If you have questions,
we have answers.

Rapsey Griffiths will be keeping a close eye on how this legislation rolls out and the impact it can have on small to medium businesses. We have extensive experience working through insolvency in a variety of sectors and we can help you make sense of how these changes may effect your client’s business.

Contact us for a free confidential consolation.


Key changes to the insolvency process:


1. Business owner’s remaining in control of business whilst re-structing debt

Adopting key aspects of the US Chapter 11 bankruptcy process, the insolvency process will move to a more flexible ‘debtor in possession’ model (from the current ‘creditor in possession model). This will enabling business owners to remain in control of their business while they work through business issues.

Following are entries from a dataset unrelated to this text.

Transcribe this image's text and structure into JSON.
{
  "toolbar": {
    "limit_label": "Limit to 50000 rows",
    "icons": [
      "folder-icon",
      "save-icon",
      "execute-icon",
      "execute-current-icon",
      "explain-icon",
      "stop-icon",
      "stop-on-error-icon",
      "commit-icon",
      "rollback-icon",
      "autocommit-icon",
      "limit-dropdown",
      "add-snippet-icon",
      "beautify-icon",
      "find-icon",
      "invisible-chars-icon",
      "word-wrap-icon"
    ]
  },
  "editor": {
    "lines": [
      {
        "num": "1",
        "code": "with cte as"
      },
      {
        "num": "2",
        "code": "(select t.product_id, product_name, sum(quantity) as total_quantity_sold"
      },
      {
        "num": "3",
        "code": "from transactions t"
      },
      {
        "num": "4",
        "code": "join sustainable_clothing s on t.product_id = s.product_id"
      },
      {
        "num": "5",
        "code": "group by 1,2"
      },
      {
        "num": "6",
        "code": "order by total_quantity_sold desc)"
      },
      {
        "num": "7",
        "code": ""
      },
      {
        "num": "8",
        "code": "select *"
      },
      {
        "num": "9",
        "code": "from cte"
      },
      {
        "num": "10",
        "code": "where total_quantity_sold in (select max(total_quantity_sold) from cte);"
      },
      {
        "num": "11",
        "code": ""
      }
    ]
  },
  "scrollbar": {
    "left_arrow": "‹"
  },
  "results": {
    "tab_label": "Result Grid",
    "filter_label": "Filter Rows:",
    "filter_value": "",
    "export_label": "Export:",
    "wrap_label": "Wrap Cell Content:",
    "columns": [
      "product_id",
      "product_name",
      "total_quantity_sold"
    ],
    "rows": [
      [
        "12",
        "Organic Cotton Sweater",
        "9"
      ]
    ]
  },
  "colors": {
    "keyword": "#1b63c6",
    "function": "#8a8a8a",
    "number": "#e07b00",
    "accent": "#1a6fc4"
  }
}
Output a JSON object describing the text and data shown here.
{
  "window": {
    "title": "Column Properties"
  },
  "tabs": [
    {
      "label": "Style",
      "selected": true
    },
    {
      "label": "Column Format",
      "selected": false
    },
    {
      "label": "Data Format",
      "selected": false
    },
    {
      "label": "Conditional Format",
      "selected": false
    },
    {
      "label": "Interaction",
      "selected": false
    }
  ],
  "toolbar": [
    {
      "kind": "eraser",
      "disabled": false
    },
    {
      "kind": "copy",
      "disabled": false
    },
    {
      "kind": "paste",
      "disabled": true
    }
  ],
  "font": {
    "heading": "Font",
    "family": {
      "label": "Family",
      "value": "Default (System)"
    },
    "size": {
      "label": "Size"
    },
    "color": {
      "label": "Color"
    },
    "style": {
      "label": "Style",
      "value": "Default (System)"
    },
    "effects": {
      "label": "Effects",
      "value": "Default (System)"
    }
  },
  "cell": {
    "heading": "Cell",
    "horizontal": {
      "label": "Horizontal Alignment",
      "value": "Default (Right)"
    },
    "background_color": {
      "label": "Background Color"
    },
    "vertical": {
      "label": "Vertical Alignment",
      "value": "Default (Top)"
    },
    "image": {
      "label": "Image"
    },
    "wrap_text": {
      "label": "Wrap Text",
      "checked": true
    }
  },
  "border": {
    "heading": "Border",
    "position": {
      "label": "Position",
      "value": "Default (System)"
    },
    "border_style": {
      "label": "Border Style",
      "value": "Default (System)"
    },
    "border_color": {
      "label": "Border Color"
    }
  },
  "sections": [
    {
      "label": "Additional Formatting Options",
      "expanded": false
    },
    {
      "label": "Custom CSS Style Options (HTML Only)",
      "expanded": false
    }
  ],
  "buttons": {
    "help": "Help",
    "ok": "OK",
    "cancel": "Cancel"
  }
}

2. Two-tiered system

Under the new process, incorporated businesses with liabilities of less than $1 million will be able to keep trading while they develop a debt restructuring plan, which is ultimately voted on by creditors. Larger businesses with liabilities of more than $1 million will continue to work under the existing rules of insolvency.

3. Practitioner role in process

The new process will involve a small business restructuring practitioner helping the business prepare the plan, certify the plan to creditors, and oversee disbursements once the plan is in place. While the practitioner is engaged in the restructuring process, there is a moratorium on unsecured and some secured creditors taking actions against the company.

The process:

  • An insolvent small business would have 20 days to come up with a restructuring plan, and creditors would have to vote on whether to accept it within 15 days after that.
  • In order for the binding plan to be approved, it must be supported by more than 50 per cent of the creditors by value.
  • Employee entitlements that are due and payable must be paid out in full before the plan is voted on by creditors.
  • There will also be safeguards in place to prevent corporate misconduct, including phoenix activity, with related creditors prohibited from voting on the restructure plan, and the same company or same directors not being able to use the insolvency process more than once every seven years.
  • In the event the plan is not approved, the business can go into voluntary administration or a new liquidation process with simplified obligations.
  • For small businesses that can’t be revived, liquidation would be changed also in an effort to make it quicker and easier. The new liquidation process, which will also be available to small businesses with less than $1 million in liabilities, will save time and money by streamlining meetings and reporting requirements.

Rapsey Griffiths will continue to advise of updates as the government releases further policy detail.

For more detail see the government announcement and factsheet.